I knew I had a problem, but I couldn’t seem to help it. I was still haunting the antique shops, and now I had another source for machines. I’d begun perusing the thrift shops looking for the Singer Sewing Reference Library books.
One day, perusing the Value Village at the far end of town, I ran into the 403A. I almost passed it up too, until I saw what was in the drawer. Meet Archie.
Another few hours of cleaning, oiling adjusting and he looks practically new. I took Archie to class the following Monday, and sewed on him there. One of the gals there said she’d used one growing up, and that it brought back memories. Those smiles make it a pleasure to bring these machines to class. While I was at class that day, the same lady who’d supplied me with the serger mentioned that she had her mom’s sewing machine, and wanted to give it to me if I’d take it. Of course, you know, I said yes. It seems the running joke at class now is, “if you have a spare sewing machine, give it to Tammi, she’ll take it.”

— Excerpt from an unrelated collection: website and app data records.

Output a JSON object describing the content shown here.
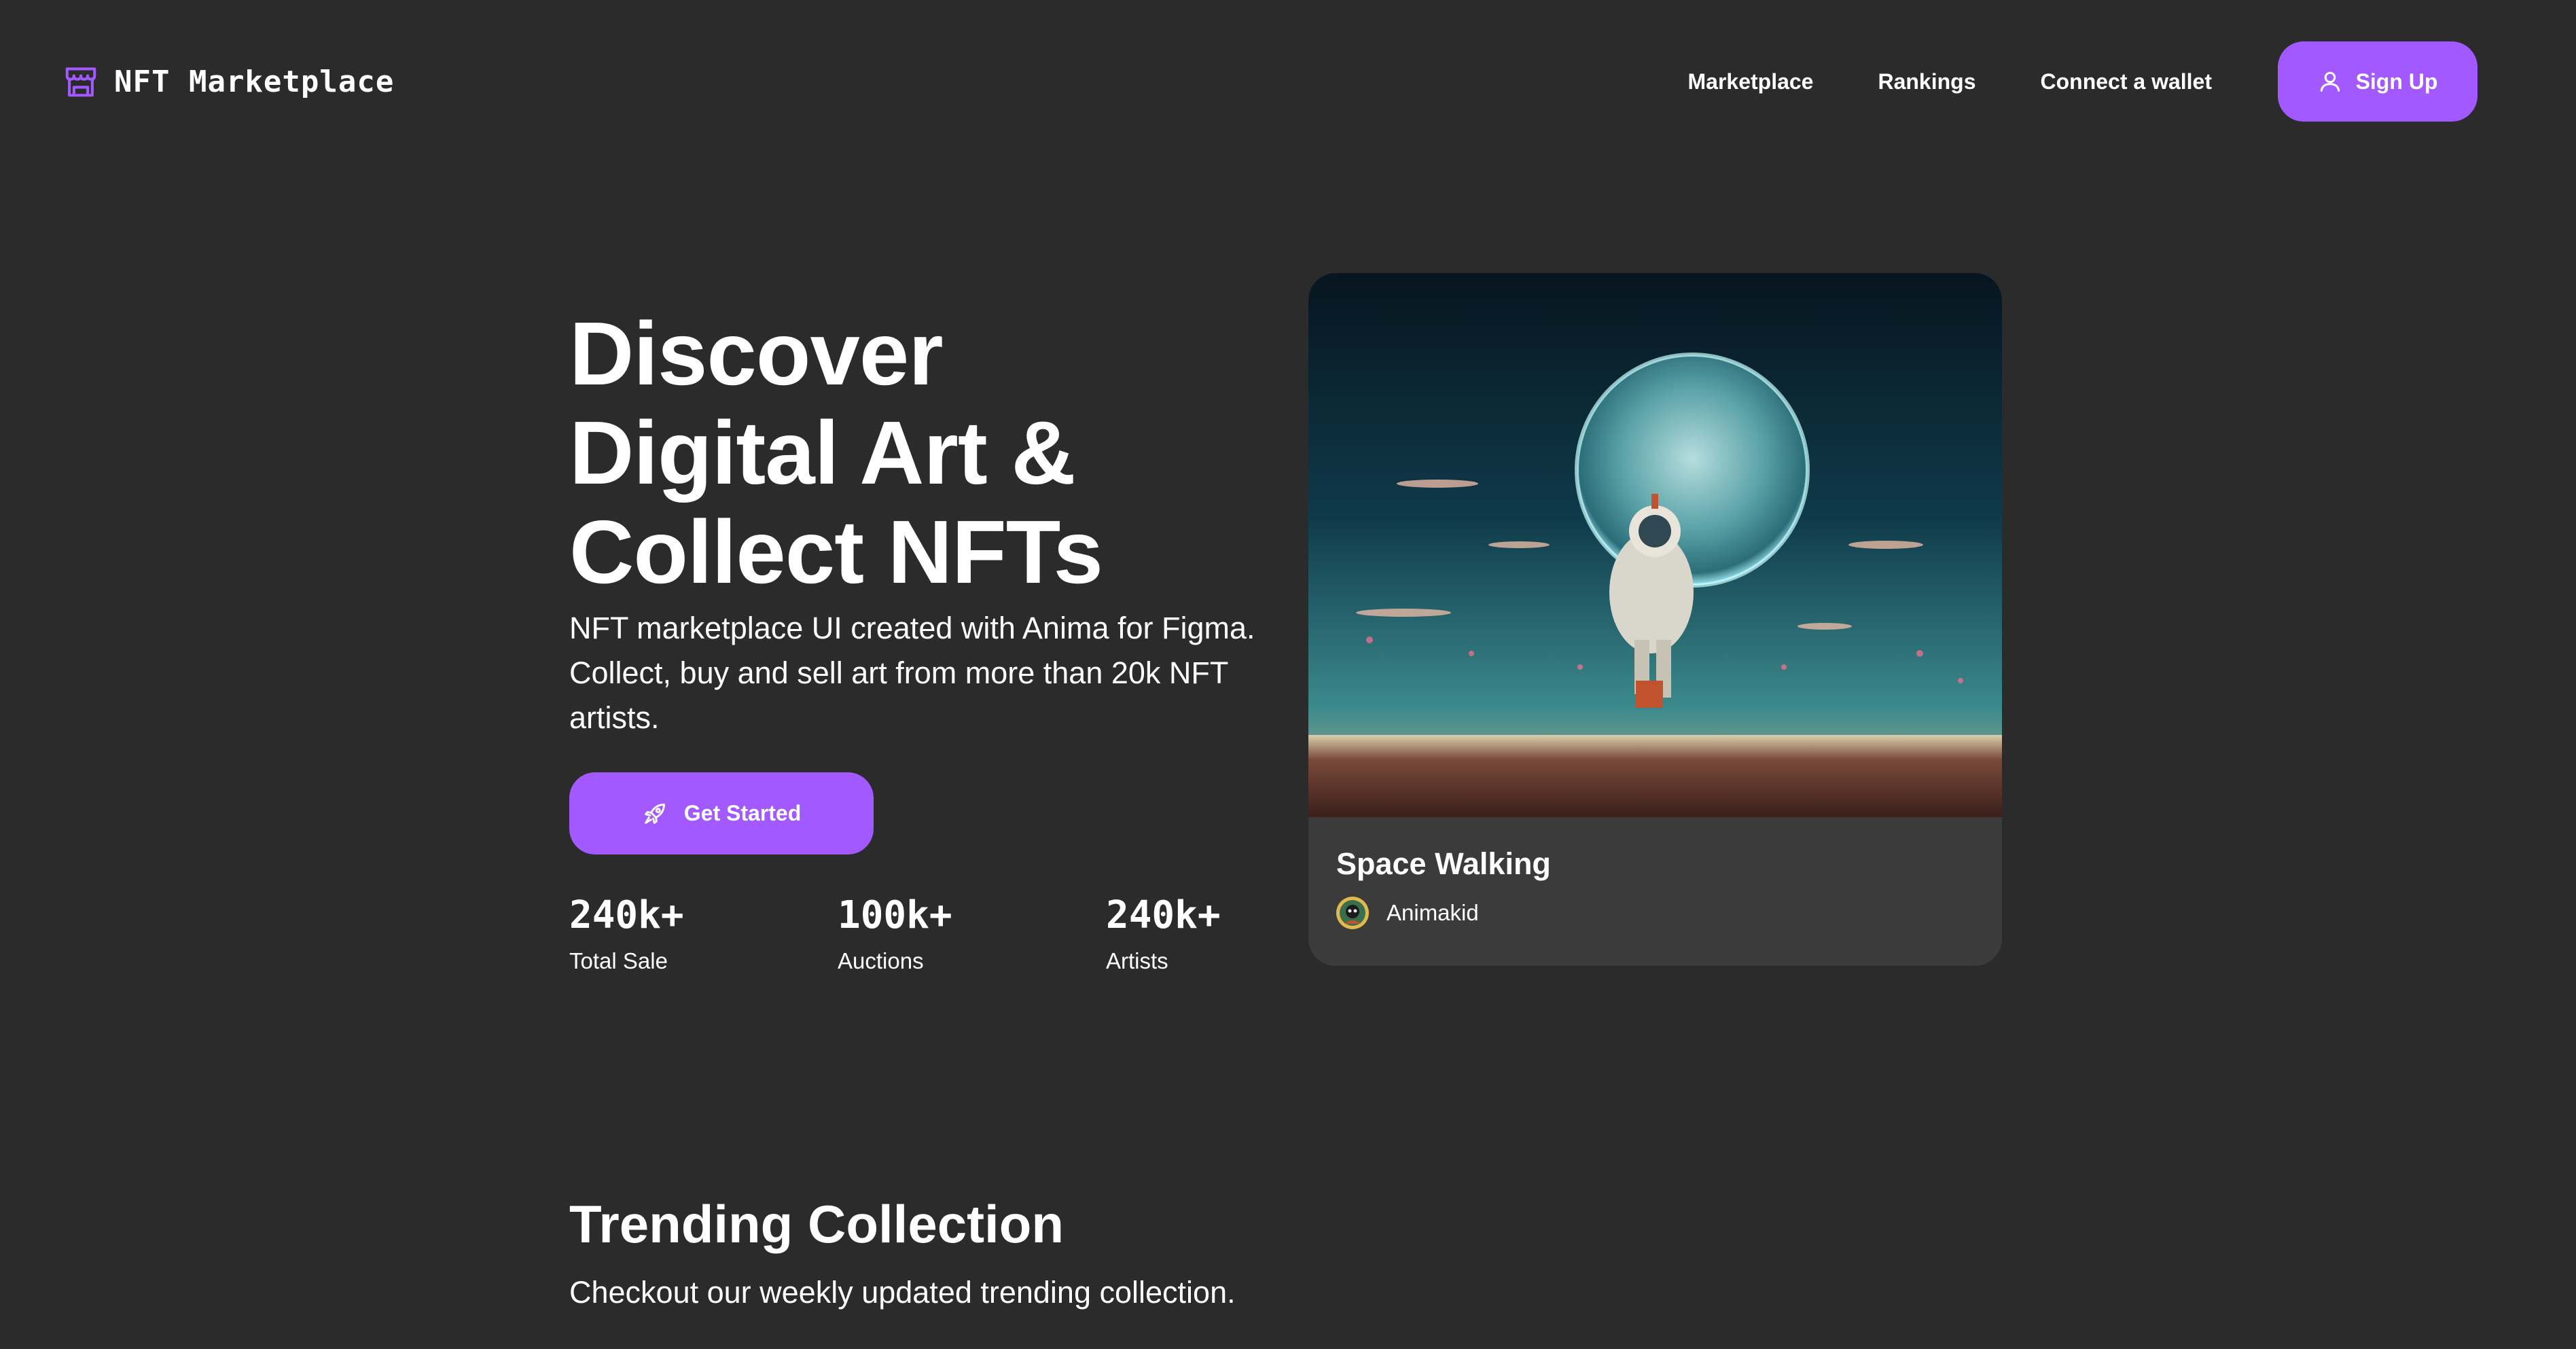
{
  "brand": {
    "name": "NFT Marketplace",
    "icon": "storefront-icon"
  },
  "nav": {
    "links": [
      "Marketplace",
      "Rankings",
      "Connect a wallet"
    ],
    "signup_label": "Sign Up",
    "signup_icon": "user-icon"
  },
  "hero": {
    "title_lines": [
      "Discover",
      "Digital Art &",
      "Collect NFTs"
    ],
    "subtitle": "NFT marketplace UI created with Anima for Figma. Collect, buy and sell art from more than 20k NFT artists.",
    "cta_label": "Get Started",
    "cta_icon": "rocket-icon",
    "stats": [
      {
        "value": "240k+",
        "label": "Total Sale"
      },
      {
        "value": "100k+",
        "label": "Auctions"
      },
      {
        "value": "240k+",
        "label": "Artists"
      }
    ]
  },
  "featured": {
    "title": "Space Walking",
    "artist": "Animakid",
    "image": "astronaut-planet-artwork"
  },
  "trending": {
    "title": "Trending Collection",
    "subtitle": "Checkout our weekly updated trending collection."
  },
  "colors": {
    "background": "#2b2b2b",
    "card": "#3b3b3b",
    "accent": "#a259ff",
    "text": "#ffffff"
  }
}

She brought it along next class. A few more hours again cleaning, adjusting, oiling. You know, it seems I always smell of sewing machine oil these days. What’s up with that?
This is a really nice sounding machine. It “seems” looser in the feel of it when it’s running than the 403, but it hasn’t disappointed me yet. Its fancier stitches are quite impressive to watch. It has a nice open arm for doing cuffs and such. The machine was manufactured by a company called Maruzen or Jaguar. They seem to be the same company with two different names. Contrary to popular belief, Singer has never manufactured sewing machines for Kenmore.
For a while there, it was quiet around here. All of the machines and I just settling in. I was getting caught up on the maintenance of the machines, and even finding a little time to sew (and blog). Then came the Morinville Town wide garage sale, where we met the latest addition to the family, Mrs. Cooper, Betty’s mom, and the latest rescue project.
So those are all of the current sewing machine members of the family. I’m sure there won’t be too many more. Unless I find a really nice 3/4 sized machine.
Or a cool Willcox and Gibbs machine. Or a Wheeler and Wilson.
I did see this really neat looking Winselmann in the local buy and sell too…
I guess at this point, if I’m being completely honest, I should mention too that I have a half dozen emails out to people on Kijiji with “Interesting” sounding machines… I may be updating this post sooner rather than later.
Oh well, I could have worse and scarier vices than this.